I just ran up three flights of stairs and my heart rate is 85 beats per minute. Can’t wait for that cup of black coffee but I am wondering what it will do to my heart. Should I be worrying about this and, if so, will that raise my heart rate too?
I am wearing this contraption for training purposes under the instructions of my therapeutic personal trainer, Ricardo and I find it fascinating and, let’s admit it, I have got slightly obsessive about it.
I wear a mini-computer on a strap around my chest which transmits my heart rate to the watch on my wrist and, if I so wish, I can tell just what every activity does to my heart. Does making the coffee raise it more than drinking it, I wonder?
Well, yes it did. Making it raised my heart rate to 84 bpm and I have now finished the coffee, it was great, Columbian, black and strong, and my resting heart rate is now 74 beats per minute. I expect it to settle at about 64 bpm but I promise not to obsess.

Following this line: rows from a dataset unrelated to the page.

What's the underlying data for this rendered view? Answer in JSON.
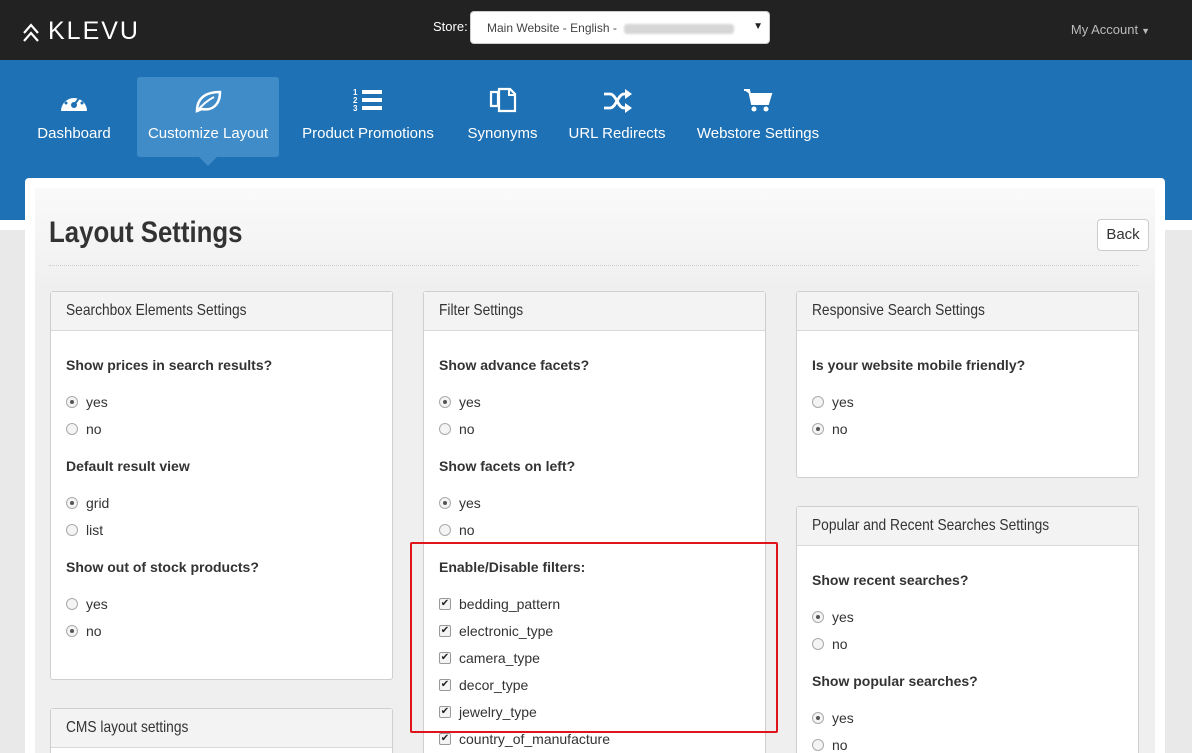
{
  "brand": {
    "name": "KLEVU"
  },
  "store": {
    "label": "Store:",
    "selected": "Main Website - English - "
  },
  "account": {
    "label": "My Account"
  },
  "nav": {
    "items": [
      {
        "label": "Dashboard",
        "icon": "dashboard-icon"
      },
      {
        "label": "Customize Layout",
        "icon": "leaf-icon",
        "active": true
      },
      {
        "label": "Product Promotions",
        "icon": "ordered-list-icon"
      },
      {
        "label": "Synonyms",
        "icon": "copy-icon"
      },
      {
        "label": "URL Redirects",
        "icon": "shuffle-icon"
      },
      {
        "label": "Webstore Settings",
        "icon": "cart-icon"
      }
    ]
  },
  "page": {
    "title": "Layout Settings",
    "back_label": "Back"
  },
  "searchbox": {
    "title": "Searchbox Elements Settings",
    "q1": "Show prices in search results?",
    "q1_opts": [
      "yes",
      "no"
    ],
    "q2": "Default result view",
    "q2_opts": [
      "grid",
      "list"
    ],
    "q3": "Show out of stock products?",
    "q3_opts": [
      "yes",
      "no"
    ]
  },
  "cms": {
    "title": "CMS layout settings"
  },
  "filters": {
    "title": "Filter Settings",
    "q1": "Show advance facets?",
    "q1_opts": [
      "yes",
      "no"
    ],
    "q2": "Show facets on left?",
    "q2_opts": [
      "yes",
      "no"
    ],
    "q3": "Enable/Disable filters:",
    "items": [
      "bedding_pattern",
      "electronic_type",
      "camera_type",
      "decor_type",
      "jewelry_type",
      "country_of_manufacture"
    ]
  },
  "responsive": {
    "title": "Responsive Search Settings",
    "q1": "Is your website mobile friendly?",
    "q1_opts": [
      "yes",
      "no"
    ]
  },
  "popular": {
    "title": "Popular and Recent Searches Settings",
    "q1": "Show recent searches?",
    "q1_opts": [
      "yes",
      "no"
    ],
    "q2": "Show popular searches?",
    "q2_opts": [
      "yes",
      "no"
    ]
  },
  "colors": {
    "topbar": "#222222",
    "nav": "#1e71b4",
    "nav_active": "#3f8cc8",
    "highlight": "#e0141b"
  }
}
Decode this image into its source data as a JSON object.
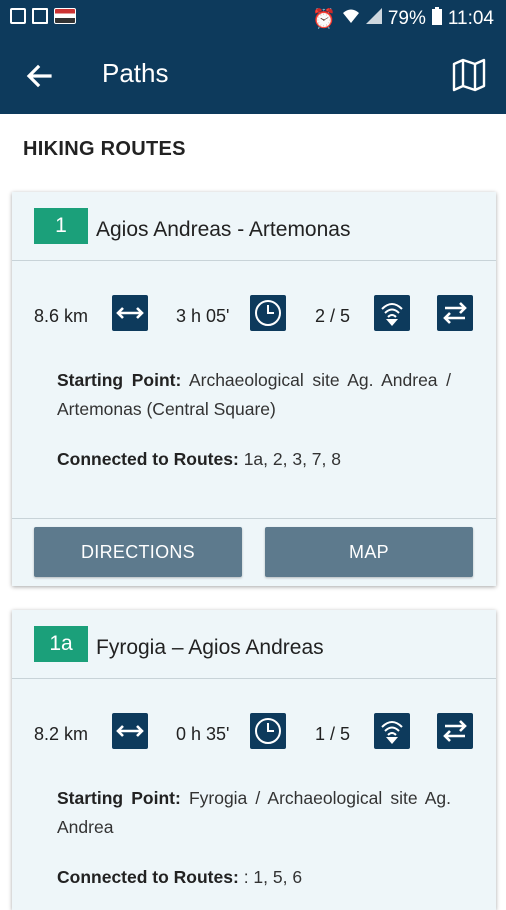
{
  "status_bar": {
    "battery": "79%",
    "time": "11:04"
  },
  "app_bar": {
    "title": "Paths"
  },
  "section_title": "HIKING ROUTES",
  "routes": [
    {
      "number": "1",
      "name": "Agios Andreas - Artemonas",
      "distance": "8.6 km",
      "duration": "3 h 05'",
      "difficulty": "2 / 5",
      "starting_point_label": "Starting Point:",
      "starting_point": "Archaeological site Ag. Andrea / Artemonas (Central Square)",
      "connected_label": "Connected to Routes:",
      "connected": "1a, 2, 3, 7, 8",
      "directions_label": "DIRECTIONS",
      "map_label": "MAP"
    },
    {
      "number": "1a",
      "name": "Fyrogia – Agios Andreas",
      "distance": "8.2 km",
      "duration": "0 h 35'",
      "difficulty": "1 / 5",
      "starting_point_label": "Starting Point:",
      "starting_point": "Fyrogia / Archaeological site Ag. Andrea",
      "connected_label": "Connected to Routes:",
      "connected": ": 1, 5, 6"
    }
  ]
}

When I last saw my neurologist, who is observing my recovery from that brain haemorrhage that I suffered 18 months ago, she was slightly concerned that some of my remaining symptoms could indicate that I may have had a minor stroke at the same time as the haemorrhage and the subsequent grand mal epileptic fits. As a precaution, I am having my blood pressure tested every month for a year and, so far, so good.
Doctors call high blood pressure hypertension and, I suspect, if I do have a problem, it is nothing to do with my heart but more to do with my difficulty in relaxing and switching off my brain. The heart rate monitor has been an unexpected bonus here.
Some scaffolding men have been removing their gear from the house next door and I have just had to rush downstairs again to tell them off for putting ladders on my roof without asking for my permission. I was firm but fair and my heart rate rose to 94 bpm. After a few deep breaths, I am writing again and I am down to 82 bpm but then I am a very fast typist.
Where the monitor is a brilliant devise is at the gym where I can work out exactly what pace to set so that my exercise is at the appropriate aerobic intensity and, just as importantly, that my cooling down afterwards is sufficiently relaxed to bring down my heart rate to a good resting speed.
In time, I think, I will learn to recognise how much I should exert myself and just when I should rest.
I took it to the park yesterday with my kung fu instructor Neil for our weekly lesson. It was interesting to see how my Tai Chi form could be much more relaxed and just how much my Chinese Straight Sword pattern pushed up my heart rate. Now that I am concentrating on soft styles in my martial arts training, the monitor is a useful spy telling me just how much looser and more relaxed I need to be.
The scaffolders have gone, the coffee is drunk and this blog is complete – my heart rate is now 74 bpm. Room for improvement I think. I wonder if this excellent little piece of equipment will actually show me how to relax one day.